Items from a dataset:
------------------------------------------------------------------------

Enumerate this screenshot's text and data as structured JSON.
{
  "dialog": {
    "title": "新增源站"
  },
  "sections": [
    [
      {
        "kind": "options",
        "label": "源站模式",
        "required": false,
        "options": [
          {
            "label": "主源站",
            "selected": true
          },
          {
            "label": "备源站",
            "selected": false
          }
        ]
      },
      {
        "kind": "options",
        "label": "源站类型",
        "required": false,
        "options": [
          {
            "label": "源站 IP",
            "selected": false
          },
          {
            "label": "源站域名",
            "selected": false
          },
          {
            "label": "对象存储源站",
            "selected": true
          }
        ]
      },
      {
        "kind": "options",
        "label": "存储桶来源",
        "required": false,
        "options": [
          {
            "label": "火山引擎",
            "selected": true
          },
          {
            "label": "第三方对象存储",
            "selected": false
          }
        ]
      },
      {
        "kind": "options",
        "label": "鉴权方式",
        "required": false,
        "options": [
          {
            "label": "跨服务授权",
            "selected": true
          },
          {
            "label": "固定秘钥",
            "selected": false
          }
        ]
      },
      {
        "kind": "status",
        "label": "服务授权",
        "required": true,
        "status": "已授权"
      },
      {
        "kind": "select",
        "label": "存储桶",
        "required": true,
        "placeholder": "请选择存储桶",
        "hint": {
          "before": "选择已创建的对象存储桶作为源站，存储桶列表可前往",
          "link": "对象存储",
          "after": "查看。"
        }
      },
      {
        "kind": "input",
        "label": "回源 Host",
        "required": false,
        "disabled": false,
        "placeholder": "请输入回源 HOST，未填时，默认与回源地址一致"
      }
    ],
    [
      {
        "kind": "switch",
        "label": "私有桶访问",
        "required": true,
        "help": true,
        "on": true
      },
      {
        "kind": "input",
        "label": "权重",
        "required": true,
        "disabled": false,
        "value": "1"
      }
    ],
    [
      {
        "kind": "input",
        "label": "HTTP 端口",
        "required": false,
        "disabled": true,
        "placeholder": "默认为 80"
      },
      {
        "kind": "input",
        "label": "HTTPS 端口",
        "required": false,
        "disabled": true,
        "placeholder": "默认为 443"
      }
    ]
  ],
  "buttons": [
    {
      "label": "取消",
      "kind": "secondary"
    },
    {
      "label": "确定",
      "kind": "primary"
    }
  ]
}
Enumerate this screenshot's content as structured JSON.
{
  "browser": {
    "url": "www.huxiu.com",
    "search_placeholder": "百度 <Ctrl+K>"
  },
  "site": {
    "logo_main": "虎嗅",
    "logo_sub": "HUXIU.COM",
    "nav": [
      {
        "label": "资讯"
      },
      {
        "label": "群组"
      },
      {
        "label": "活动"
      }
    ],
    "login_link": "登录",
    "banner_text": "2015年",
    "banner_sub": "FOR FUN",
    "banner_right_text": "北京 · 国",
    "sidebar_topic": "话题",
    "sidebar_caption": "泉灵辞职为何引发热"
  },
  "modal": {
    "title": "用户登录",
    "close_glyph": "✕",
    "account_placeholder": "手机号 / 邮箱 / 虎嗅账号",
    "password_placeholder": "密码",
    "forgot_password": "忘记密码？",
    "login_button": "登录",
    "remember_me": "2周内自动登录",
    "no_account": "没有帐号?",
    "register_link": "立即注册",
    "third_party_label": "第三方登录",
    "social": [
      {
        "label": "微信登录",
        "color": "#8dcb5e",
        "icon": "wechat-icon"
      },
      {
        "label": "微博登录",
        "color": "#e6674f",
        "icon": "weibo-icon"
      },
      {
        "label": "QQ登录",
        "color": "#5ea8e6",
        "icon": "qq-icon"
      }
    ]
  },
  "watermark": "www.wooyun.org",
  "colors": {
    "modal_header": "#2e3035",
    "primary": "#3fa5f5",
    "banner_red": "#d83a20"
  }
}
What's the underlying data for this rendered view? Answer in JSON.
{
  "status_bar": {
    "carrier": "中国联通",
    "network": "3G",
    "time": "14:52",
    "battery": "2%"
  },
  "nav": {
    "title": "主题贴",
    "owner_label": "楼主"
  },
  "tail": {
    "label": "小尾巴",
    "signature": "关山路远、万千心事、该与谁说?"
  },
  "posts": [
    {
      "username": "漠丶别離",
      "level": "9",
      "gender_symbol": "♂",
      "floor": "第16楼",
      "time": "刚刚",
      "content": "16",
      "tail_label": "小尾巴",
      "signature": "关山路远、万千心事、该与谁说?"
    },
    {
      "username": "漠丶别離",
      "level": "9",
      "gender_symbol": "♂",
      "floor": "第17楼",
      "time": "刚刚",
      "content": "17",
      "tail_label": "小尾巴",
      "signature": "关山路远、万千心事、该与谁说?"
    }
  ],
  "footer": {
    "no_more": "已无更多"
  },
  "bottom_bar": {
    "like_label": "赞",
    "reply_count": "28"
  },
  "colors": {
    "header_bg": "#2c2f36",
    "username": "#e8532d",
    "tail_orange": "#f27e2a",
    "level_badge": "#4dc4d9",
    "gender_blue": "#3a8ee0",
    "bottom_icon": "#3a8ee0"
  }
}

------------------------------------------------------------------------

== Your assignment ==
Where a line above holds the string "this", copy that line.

== Expected answer ==
Enumerate this screenshot's text and data as structured JSON.
Enumerate this screenshot's content as structured JSON.
What's the underlying data for this rendered view? Answer in JSON.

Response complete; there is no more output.